Exercise goal: The number needed is how many lines of the data hold the string "Description". Give that number and nothing more.

======

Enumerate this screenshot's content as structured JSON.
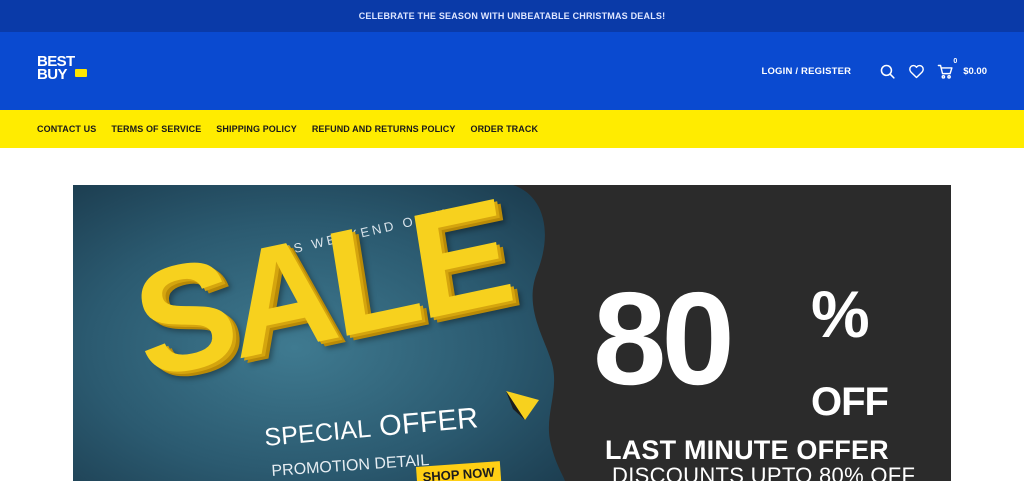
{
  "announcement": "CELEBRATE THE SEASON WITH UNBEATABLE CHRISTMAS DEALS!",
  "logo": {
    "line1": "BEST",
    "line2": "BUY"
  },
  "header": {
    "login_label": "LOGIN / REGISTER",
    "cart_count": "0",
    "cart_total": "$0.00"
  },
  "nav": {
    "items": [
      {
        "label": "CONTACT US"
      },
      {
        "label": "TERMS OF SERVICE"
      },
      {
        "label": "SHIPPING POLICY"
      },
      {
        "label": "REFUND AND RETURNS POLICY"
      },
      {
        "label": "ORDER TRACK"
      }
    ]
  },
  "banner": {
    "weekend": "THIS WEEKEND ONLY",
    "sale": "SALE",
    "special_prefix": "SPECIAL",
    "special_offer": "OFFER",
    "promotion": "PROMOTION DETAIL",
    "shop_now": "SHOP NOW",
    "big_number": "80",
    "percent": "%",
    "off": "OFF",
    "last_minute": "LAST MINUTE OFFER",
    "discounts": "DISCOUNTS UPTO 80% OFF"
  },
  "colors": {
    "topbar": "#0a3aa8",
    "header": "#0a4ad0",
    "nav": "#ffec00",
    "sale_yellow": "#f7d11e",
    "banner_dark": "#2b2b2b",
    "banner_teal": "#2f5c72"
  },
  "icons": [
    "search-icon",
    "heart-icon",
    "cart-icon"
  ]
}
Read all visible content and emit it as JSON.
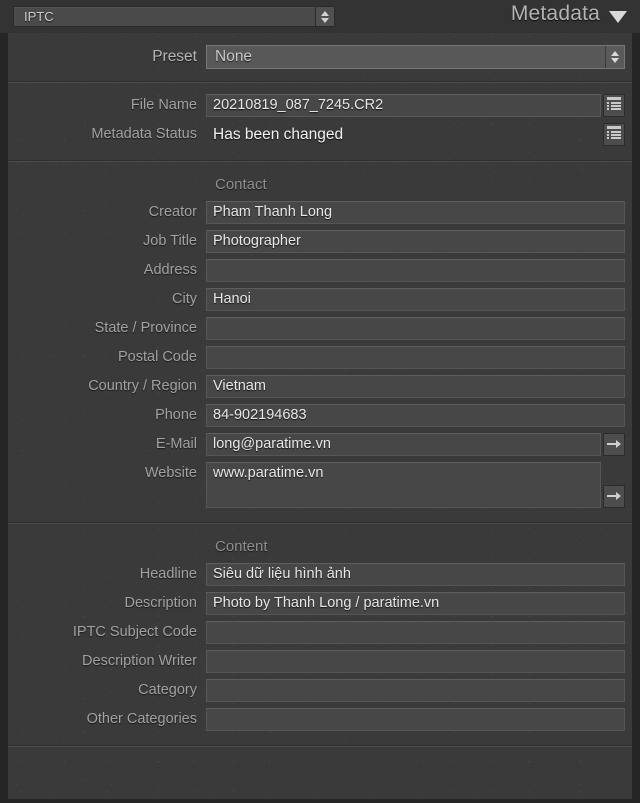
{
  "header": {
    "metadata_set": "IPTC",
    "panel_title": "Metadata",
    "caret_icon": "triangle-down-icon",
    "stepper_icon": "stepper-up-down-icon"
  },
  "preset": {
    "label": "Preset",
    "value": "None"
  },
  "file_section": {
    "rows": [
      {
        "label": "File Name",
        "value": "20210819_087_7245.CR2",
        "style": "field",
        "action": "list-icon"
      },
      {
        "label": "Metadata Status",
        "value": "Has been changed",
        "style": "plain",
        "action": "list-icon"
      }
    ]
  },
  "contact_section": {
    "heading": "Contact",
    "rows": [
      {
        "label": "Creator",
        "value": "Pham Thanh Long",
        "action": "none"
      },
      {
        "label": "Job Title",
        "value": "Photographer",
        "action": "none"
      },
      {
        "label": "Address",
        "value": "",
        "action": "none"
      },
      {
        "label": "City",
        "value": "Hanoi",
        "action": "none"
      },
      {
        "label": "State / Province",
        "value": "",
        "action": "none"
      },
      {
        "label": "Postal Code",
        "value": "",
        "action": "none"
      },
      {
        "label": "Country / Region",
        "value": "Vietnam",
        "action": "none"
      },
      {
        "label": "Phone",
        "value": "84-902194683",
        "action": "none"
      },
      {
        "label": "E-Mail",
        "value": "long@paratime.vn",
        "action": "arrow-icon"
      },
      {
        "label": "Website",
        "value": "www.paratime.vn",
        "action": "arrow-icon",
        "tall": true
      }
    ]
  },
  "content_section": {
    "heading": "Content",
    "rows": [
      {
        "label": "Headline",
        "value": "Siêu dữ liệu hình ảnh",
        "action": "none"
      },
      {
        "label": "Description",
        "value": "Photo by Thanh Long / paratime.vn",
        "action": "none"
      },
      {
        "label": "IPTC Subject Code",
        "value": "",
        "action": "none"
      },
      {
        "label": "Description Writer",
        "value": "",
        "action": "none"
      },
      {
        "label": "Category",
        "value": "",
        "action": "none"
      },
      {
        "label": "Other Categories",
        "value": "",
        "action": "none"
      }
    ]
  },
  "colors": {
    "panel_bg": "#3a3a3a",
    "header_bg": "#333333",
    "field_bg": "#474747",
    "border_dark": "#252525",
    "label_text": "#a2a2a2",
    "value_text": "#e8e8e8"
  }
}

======

Result of the exercise: 2